Baldwin bulldozes Streep in "It's Complicated""He's a taker. Some people take, some people get took - and they know they're getting took - and there's nothing they can do about it."
-Shirley MacLaine in Billy Wilder's "The Apartment" (1960)
In preamble to commenting on her new film, "It's Complicated," I should note that I am a big fan of Nancy Meyers'. Huge. Meyers is often lumped in with Nora Ephron because of the shared subjects that they pursue, but Meyers is the better director. Hands-down.
OK, with that out of the way, I have to say that I think there's a disconnect between the movie that Meyers thinks she made and what actually transpires in "It's Complicated."
The film is only marginally about an older woman (Meryl Streep), attractive and single, who not only suddenly finds herself balancing two men (Alec Baldwin and Steve Martin) but also having an affair with the ex-husband (Baldwin) she lost to a younger mistress 10 years earlier.
She's gone full circle, see? Now, the wife is the mistress.
That may sound like a vaguely queasy premise, but what "It's Complicated" is really about is much more disturbing.
Step back and block out Streep and you'll see that the movie is really a strange - and strangely empathetic - tribute to a pig, namely the narcissistic ex and his self-obsessed bad behavior. Throughout most of the film, Baldwin's character gets what he wants when he wants it.
At one point, Baldwin pantomimes the words, "I'm so happy," to Streep. He looks perfectly content. She doesn't. He's a taker. She gets took.
This could be the theme of a tough dark comedy, but "It's Complicated" isn't that comedy. It isn't nearly complicated - or tough - enough.
Alec Baldwin may get third billing here but he's clearly the film's lead player, having more scenes than either Streep or Martin, and devouring each one in a morbidly obese way. To say that he chews on the scenery would be an understatement. And so, almost by default, good, gray Martin becomes a fast friend because he's so quiet, restrained and reserved.
Less is more, Alec. Hail, subtlety!
One other thing... On the basis of this film and two of her previous ventures, "Somethings Got to Give" (2003) and "The Holiday" (2006), Meyers has become a specialist of what one wag calls "architecture porn" - I prefer "home porn" - movies that not only showcase but wildly fetishize absurdly extravagant homes with their expensive, magazine-pretty accoutrements. The "House Beautiful" homes in her films gleam and sparkle as no homes in real life do.
Nit-Picking: Martin plays an architect in "It's Complicated." The film opens with Meryl Streep and family helping youngest child Zoe Kazan move out of the family house. Streep reflects that all her kids are gone now and her older daughter Caitlin Fitzgerald asks if she's afraid to sleep alone there. A couple of times later in the film, reference is made to her empty nest status. Given that, why on earth is Streep's character having an addition constructed on what seems to be an already huge house?

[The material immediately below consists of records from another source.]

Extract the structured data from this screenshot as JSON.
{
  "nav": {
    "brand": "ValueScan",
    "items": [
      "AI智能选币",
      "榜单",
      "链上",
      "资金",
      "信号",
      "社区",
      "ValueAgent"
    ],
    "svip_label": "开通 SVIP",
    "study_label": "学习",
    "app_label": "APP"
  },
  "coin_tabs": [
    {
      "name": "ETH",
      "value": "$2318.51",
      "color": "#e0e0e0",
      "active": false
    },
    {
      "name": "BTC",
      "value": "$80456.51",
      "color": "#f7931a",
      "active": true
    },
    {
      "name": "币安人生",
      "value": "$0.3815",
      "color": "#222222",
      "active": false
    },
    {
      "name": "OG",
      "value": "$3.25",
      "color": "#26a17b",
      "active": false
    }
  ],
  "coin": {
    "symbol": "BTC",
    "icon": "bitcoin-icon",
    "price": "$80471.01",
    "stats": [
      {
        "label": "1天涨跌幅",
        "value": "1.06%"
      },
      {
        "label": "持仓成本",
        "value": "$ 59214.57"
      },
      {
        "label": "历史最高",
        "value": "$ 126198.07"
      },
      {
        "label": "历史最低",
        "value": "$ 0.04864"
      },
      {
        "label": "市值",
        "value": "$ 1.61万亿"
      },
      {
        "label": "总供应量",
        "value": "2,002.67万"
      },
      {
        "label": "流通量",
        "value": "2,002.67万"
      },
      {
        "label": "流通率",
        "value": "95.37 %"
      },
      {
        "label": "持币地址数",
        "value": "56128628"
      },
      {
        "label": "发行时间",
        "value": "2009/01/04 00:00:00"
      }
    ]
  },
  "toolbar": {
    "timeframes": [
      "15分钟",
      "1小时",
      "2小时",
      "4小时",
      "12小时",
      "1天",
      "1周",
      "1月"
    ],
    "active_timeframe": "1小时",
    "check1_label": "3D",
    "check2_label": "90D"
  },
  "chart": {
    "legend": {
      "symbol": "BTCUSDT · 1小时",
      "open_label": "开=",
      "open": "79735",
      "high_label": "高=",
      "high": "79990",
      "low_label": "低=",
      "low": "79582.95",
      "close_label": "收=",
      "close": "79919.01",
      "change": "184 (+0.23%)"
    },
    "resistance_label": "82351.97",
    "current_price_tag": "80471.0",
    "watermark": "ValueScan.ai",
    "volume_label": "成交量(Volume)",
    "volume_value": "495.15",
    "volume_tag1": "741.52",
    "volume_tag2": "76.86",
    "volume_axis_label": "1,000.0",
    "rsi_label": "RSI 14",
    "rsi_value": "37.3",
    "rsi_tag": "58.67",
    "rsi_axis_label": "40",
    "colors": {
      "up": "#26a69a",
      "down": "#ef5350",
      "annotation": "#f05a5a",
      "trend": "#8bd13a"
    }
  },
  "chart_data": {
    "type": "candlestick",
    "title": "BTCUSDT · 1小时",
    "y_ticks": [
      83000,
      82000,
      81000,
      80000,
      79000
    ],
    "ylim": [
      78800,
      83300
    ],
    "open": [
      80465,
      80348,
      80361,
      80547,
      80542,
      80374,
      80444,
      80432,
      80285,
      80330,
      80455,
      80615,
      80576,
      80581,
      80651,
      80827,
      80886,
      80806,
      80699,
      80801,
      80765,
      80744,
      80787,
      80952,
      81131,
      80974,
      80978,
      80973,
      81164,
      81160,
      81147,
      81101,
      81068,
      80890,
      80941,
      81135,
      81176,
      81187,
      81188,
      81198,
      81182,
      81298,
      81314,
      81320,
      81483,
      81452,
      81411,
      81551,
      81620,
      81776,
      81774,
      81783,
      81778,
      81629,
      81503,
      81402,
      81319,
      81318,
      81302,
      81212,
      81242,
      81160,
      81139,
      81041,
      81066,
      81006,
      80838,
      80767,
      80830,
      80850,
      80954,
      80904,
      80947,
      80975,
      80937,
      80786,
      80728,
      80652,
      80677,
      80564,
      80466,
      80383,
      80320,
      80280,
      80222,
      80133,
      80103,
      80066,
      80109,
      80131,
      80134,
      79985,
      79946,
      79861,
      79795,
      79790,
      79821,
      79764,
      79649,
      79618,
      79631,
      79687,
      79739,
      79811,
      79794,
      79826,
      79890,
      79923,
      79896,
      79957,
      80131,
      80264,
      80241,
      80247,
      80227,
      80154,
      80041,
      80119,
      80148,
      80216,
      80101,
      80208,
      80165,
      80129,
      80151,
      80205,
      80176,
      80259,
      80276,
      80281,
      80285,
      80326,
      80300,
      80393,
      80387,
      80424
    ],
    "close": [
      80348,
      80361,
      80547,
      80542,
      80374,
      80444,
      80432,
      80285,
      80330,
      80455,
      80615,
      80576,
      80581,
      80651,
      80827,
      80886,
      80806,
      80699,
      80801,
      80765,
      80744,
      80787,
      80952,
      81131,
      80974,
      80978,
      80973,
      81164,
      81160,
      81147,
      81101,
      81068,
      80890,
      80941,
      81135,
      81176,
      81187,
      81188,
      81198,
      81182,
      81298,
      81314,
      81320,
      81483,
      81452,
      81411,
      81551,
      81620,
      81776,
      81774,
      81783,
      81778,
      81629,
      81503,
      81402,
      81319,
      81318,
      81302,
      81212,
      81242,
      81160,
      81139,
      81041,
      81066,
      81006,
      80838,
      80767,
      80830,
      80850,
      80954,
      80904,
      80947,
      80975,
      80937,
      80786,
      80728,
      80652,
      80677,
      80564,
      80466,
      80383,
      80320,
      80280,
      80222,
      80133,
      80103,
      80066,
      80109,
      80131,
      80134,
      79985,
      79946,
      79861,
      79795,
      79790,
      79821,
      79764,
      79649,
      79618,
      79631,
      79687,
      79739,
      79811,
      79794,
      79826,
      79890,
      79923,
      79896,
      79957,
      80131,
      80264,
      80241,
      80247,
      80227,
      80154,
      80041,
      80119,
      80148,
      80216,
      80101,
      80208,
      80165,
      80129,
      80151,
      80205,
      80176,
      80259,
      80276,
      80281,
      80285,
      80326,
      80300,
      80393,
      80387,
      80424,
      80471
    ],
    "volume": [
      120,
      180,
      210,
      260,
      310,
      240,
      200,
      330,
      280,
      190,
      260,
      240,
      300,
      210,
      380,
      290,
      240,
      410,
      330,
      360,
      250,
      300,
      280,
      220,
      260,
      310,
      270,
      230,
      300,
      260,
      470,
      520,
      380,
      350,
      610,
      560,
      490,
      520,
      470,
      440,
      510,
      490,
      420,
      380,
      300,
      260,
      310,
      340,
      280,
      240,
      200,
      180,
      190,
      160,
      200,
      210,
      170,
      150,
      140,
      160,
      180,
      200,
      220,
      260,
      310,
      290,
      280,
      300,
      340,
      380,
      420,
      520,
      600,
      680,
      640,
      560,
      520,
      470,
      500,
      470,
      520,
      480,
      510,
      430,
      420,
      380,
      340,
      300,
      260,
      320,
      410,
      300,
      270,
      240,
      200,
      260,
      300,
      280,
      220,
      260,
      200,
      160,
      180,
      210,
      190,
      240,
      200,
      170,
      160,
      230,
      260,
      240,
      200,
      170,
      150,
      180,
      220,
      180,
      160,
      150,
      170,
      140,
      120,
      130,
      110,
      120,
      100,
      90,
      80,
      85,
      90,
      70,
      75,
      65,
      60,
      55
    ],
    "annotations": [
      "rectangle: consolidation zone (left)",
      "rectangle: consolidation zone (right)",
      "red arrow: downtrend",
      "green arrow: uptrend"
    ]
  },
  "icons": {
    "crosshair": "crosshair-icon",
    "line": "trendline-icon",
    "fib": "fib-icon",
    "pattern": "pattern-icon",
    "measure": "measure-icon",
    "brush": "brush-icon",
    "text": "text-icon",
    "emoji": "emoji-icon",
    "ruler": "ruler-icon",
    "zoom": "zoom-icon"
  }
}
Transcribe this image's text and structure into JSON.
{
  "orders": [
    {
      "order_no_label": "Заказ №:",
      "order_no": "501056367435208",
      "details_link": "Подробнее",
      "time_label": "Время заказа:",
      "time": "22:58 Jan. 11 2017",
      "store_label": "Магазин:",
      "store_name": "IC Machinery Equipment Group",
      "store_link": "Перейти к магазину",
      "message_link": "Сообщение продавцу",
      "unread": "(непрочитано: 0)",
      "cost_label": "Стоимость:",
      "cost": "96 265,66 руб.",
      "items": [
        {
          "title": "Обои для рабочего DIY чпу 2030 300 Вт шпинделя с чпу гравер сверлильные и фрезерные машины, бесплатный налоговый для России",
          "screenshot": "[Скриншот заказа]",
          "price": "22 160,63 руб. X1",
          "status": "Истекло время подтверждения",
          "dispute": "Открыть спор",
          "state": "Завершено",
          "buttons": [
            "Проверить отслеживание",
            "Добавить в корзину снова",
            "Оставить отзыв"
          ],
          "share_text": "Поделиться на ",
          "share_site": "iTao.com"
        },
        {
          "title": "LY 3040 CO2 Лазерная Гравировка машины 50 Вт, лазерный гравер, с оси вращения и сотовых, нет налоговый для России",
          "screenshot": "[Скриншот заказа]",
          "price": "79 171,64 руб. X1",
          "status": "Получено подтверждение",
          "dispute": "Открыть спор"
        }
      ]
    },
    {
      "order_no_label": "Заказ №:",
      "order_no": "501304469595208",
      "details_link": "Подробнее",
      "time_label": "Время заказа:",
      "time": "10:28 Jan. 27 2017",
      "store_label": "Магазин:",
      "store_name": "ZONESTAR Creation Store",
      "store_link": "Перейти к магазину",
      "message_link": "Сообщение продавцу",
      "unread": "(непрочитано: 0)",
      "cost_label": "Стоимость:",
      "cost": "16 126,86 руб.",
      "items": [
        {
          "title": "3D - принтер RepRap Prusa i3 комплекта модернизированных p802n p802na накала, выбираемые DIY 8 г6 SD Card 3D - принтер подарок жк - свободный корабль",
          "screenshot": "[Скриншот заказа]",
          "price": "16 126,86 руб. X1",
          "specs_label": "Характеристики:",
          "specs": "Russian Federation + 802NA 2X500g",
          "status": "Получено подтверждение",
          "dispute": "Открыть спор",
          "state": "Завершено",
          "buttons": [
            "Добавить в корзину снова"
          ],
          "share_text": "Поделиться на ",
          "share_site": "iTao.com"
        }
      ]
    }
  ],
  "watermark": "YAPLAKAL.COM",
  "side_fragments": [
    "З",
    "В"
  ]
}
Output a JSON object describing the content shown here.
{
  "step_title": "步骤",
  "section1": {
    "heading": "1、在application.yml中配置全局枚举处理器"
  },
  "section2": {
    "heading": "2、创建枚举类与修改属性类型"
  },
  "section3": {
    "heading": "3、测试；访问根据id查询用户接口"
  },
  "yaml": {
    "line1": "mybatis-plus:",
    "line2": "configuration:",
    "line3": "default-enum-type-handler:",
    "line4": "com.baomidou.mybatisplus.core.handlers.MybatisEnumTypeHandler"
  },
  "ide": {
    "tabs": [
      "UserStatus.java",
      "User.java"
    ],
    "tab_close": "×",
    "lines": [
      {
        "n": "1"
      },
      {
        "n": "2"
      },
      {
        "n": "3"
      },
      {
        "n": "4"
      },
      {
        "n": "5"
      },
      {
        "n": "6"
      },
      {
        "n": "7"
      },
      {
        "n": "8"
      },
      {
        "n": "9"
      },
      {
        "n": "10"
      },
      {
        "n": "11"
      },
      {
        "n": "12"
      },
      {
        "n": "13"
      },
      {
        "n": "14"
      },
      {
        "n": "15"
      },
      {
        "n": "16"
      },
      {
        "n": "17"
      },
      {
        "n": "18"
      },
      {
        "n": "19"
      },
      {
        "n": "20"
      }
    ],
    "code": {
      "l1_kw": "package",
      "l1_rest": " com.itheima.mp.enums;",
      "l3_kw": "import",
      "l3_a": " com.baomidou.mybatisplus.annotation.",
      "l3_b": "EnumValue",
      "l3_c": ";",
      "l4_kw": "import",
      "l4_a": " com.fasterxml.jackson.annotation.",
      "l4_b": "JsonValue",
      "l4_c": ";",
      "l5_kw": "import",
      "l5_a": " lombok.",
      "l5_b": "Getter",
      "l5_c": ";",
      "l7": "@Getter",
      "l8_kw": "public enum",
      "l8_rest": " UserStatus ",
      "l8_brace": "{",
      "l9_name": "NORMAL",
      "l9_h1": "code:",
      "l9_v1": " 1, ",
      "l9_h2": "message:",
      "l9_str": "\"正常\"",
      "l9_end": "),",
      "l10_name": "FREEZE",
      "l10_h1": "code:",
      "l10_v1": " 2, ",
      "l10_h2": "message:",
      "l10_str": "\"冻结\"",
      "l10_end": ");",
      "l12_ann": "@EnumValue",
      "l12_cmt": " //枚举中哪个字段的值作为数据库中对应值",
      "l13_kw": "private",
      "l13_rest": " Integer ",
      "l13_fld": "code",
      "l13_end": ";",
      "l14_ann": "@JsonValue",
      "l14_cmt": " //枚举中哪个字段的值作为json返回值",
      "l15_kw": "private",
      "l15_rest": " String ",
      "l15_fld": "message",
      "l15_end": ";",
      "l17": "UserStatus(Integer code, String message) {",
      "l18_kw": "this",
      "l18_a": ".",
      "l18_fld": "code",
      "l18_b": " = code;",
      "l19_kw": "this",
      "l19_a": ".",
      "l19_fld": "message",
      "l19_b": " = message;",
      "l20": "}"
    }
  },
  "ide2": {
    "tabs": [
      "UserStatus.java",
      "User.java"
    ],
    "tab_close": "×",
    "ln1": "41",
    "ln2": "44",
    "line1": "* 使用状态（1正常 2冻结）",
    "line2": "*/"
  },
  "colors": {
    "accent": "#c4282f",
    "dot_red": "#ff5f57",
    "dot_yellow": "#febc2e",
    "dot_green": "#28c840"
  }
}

I know this is only a movie, but it doesn't make sense. Shouldn't she be downsizing or moving? Wasn't there a better, more logical way to introduce Martin into her life other than using architecture?
Advice to Streep: Go with Steve. Definitely.